  • Write each name on the board and the meaning or significance beside it.
  • When everyone has had a turn, refer to your piece of paper and compare what you wrote initially with the meanings provided by your learners.
  • Repeat this exercise with your learners. This time ask your learners to provide their parents, grandparents, or their siblings' names and find out what their names mean. Use two names for this exercise. 
    • Each learner can write a story about each name and read their stories to the class. Then it is your turn to share.


Reflections for staff or departments

Schools need to recognise the importance of names by pronouncing them correctly. Do not shorten or translate names into similar or “sounds like” English names. This creates a safe space for learners to feel valued, supported, and special.

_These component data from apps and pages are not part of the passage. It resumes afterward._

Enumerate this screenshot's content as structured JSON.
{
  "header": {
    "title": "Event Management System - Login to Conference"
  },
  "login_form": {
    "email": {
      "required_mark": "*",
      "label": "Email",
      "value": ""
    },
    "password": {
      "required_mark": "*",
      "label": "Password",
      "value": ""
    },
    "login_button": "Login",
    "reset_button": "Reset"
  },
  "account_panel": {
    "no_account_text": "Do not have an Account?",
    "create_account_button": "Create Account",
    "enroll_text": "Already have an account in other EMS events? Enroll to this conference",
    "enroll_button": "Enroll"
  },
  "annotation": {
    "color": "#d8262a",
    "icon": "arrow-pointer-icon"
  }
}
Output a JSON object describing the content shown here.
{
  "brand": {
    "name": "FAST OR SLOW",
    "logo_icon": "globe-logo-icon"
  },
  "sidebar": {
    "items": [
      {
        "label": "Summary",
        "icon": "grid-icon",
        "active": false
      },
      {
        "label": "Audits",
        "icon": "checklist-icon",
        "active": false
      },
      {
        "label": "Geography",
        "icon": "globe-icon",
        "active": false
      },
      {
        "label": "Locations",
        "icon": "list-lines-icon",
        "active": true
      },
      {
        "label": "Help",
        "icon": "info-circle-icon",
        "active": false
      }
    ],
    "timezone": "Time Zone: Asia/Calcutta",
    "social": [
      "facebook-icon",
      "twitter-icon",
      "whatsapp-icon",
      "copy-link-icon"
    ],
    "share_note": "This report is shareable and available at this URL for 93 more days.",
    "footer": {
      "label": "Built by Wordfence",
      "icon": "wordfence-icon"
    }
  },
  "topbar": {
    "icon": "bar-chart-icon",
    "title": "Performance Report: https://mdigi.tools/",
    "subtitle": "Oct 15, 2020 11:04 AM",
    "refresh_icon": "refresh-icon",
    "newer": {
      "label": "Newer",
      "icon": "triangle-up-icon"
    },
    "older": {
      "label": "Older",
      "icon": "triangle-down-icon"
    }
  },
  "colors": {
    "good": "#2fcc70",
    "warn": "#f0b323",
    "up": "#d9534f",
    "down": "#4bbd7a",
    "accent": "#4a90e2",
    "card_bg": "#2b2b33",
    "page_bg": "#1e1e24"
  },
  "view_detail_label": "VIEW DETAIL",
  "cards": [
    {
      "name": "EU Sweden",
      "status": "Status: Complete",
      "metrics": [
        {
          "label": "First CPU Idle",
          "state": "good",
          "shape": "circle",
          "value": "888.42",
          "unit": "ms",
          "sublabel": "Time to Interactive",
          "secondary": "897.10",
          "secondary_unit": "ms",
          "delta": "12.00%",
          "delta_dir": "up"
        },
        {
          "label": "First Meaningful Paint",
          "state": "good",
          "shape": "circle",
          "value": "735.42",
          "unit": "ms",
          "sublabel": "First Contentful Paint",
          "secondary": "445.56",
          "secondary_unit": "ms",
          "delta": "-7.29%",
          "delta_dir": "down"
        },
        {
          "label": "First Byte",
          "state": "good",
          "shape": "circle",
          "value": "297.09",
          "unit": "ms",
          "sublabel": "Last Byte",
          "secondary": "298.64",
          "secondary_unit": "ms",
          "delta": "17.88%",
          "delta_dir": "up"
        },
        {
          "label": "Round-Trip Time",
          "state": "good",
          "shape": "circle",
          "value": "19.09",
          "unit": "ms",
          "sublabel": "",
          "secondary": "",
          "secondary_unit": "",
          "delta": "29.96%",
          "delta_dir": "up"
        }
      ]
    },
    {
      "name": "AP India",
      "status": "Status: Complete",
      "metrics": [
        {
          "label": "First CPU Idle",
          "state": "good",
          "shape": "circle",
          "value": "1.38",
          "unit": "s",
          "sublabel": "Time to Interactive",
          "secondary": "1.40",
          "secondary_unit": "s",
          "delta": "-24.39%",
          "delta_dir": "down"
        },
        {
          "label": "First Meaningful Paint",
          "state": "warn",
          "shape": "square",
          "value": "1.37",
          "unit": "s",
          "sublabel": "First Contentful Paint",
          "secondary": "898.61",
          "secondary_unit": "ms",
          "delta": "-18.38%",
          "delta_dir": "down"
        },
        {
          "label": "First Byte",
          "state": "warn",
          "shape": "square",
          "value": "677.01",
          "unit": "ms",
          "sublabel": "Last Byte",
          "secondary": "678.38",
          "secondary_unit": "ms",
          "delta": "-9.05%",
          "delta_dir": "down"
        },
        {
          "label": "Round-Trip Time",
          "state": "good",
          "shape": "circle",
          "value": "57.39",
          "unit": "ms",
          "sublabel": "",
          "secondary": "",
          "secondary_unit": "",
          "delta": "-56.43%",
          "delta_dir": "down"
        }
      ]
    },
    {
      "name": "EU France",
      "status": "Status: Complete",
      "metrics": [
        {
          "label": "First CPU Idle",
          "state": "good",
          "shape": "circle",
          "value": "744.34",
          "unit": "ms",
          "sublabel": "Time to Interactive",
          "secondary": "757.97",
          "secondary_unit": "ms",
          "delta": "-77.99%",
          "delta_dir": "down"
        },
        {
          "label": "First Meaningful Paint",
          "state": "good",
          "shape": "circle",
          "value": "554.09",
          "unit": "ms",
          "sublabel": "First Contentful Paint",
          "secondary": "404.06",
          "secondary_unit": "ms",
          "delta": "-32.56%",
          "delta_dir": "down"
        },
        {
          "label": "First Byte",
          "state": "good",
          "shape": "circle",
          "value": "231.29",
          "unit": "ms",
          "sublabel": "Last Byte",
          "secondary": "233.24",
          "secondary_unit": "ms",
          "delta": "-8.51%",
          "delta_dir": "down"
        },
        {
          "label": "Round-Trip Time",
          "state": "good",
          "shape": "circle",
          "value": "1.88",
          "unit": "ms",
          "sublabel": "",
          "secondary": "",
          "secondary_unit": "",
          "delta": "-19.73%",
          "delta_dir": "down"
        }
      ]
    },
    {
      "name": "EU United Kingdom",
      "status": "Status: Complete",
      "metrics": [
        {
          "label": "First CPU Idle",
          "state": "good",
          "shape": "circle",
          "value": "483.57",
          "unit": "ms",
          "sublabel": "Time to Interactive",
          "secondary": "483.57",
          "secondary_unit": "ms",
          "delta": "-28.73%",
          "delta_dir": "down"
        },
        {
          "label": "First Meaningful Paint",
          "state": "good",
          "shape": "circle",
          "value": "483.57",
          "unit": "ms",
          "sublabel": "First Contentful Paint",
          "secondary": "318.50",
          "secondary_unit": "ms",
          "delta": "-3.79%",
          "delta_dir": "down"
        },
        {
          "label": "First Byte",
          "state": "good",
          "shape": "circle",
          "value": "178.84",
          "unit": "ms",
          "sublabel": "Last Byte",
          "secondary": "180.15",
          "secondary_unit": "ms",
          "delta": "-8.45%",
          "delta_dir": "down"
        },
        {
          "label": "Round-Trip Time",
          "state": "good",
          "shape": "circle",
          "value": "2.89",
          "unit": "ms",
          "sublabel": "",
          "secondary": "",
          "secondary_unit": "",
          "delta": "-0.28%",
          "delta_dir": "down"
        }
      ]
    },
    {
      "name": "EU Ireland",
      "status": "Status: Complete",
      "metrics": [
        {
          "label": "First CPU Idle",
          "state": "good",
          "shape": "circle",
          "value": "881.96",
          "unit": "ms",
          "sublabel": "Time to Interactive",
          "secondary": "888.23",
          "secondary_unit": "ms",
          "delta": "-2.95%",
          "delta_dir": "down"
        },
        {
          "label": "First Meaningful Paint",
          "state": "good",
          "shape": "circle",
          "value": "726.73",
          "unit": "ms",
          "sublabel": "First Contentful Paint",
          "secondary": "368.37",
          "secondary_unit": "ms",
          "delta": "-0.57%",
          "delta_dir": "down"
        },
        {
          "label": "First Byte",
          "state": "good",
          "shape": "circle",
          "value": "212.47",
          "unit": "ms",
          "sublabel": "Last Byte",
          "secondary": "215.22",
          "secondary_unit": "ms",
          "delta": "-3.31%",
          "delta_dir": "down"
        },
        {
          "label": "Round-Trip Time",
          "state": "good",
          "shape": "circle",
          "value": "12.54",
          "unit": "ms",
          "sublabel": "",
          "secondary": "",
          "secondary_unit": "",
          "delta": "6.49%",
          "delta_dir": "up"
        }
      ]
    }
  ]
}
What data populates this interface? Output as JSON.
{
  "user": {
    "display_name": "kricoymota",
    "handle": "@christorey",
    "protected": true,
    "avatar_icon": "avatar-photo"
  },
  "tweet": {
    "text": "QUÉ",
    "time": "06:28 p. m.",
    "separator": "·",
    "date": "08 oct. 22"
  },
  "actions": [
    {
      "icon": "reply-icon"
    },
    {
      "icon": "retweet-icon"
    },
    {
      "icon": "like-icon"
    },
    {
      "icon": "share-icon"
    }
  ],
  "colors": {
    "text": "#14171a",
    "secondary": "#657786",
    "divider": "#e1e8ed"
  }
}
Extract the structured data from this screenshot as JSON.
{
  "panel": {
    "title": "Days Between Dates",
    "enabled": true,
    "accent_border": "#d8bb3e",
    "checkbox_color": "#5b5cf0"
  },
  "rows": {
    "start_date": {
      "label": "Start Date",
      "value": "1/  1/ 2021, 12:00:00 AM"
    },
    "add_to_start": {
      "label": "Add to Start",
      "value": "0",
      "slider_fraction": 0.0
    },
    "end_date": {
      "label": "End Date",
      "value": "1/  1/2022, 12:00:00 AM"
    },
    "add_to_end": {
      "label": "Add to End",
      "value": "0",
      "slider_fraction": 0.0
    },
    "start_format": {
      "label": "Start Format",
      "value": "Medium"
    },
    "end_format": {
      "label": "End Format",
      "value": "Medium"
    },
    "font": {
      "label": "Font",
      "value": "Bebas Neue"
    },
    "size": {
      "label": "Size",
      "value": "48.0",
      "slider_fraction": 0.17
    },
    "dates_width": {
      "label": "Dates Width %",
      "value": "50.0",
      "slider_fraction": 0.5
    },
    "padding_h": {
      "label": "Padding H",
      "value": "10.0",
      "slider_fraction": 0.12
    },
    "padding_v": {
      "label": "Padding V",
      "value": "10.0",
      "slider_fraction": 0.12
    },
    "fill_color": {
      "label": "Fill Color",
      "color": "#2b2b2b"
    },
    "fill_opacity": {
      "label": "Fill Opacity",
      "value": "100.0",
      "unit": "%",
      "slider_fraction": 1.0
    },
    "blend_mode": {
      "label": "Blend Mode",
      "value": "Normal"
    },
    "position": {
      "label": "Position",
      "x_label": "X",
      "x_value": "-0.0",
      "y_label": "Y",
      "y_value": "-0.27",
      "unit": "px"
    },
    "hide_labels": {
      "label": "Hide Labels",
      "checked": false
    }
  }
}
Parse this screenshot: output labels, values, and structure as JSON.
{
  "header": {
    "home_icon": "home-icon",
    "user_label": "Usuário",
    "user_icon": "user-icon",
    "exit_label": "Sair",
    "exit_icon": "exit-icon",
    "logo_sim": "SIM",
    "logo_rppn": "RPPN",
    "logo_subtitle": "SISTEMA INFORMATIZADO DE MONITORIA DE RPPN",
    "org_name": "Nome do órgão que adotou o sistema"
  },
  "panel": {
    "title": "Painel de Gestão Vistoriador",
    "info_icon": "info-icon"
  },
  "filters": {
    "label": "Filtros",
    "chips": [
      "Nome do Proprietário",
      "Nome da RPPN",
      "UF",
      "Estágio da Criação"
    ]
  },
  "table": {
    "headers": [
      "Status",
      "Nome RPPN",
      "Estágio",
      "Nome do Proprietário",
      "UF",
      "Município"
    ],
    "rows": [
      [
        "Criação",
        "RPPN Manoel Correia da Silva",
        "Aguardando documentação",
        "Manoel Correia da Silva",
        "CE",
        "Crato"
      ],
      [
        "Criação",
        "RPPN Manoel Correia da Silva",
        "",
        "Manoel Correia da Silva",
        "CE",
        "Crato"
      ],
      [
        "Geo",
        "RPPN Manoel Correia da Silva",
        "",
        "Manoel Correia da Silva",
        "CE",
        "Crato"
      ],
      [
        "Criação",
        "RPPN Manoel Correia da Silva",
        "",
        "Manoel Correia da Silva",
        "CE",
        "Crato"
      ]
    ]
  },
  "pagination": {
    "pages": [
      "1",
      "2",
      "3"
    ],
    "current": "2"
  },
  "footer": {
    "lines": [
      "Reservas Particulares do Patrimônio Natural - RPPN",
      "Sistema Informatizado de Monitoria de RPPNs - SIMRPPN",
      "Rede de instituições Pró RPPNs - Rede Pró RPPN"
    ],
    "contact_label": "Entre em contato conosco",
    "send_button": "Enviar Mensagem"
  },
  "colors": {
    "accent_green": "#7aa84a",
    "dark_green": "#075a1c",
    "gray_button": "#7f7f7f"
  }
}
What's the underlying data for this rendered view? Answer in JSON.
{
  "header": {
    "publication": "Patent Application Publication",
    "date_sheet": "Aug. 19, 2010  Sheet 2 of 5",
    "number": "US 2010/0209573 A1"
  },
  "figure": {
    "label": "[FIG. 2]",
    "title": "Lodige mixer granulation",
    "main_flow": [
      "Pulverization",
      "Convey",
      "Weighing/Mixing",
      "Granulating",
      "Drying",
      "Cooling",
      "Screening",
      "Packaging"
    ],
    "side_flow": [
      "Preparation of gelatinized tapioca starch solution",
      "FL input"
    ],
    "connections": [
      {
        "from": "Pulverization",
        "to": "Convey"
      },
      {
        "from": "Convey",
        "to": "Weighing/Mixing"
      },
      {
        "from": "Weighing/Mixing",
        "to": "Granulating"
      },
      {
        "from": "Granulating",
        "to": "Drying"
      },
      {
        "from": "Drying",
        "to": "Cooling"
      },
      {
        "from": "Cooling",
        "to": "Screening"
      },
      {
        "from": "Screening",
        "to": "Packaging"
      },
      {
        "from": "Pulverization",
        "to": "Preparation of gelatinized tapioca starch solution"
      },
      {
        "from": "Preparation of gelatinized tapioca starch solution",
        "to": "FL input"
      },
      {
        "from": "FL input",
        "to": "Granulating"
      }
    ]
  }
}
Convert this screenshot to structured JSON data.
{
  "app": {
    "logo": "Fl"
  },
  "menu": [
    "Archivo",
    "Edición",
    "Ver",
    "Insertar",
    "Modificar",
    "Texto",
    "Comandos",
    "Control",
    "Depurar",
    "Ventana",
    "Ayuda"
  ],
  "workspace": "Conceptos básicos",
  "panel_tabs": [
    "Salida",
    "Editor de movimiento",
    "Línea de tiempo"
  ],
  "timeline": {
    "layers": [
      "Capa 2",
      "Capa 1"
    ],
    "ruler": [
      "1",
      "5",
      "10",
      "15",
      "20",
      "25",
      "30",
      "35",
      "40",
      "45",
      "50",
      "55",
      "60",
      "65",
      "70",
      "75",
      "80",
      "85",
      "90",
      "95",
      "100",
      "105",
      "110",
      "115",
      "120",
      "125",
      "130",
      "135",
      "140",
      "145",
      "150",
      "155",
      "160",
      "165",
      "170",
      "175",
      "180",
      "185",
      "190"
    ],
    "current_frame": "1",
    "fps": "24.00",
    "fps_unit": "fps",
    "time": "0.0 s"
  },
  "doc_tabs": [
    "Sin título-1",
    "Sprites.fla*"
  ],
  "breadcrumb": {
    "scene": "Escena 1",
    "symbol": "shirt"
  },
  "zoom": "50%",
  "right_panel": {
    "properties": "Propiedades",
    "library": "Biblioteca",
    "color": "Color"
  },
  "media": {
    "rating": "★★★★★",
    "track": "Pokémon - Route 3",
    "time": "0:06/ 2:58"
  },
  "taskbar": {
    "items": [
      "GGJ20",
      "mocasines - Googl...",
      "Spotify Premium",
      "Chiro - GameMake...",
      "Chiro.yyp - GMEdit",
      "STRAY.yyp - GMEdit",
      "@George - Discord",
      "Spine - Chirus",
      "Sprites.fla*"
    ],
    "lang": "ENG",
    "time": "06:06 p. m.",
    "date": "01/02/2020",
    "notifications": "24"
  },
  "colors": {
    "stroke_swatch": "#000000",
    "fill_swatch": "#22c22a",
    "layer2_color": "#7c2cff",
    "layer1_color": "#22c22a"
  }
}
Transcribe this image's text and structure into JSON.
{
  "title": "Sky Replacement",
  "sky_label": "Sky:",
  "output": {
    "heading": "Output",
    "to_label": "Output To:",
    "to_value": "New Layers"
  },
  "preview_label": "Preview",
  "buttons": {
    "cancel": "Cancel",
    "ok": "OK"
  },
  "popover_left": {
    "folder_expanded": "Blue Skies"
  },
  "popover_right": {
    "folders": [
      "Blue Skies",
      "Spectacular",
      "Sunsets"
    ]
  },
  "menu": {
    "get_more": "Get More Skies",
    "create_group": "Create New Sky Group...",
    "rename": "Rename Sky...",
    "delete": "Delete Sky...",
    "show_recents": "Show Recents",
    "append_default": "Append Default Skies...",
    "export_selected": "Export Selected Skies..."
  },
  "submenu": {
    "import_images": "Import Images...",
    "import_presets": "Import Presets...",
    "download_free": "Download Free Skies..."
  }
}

  • Think of a time when you created a connection with a Pacific learner that you feel was effective and meaningful. Reflect on how you maintained and built on that connection throughout their learning journey.
  • Explore your own thoughts and experiences of successful relationship building with your learners. List your ideas and also any reservations from your reflection. How can you put your ideas into practice?
  • Now reflect on the possibility of developing new ways of communicating and working with your learners. What kind of work can you do in yourself in order to become more engaged with your learners?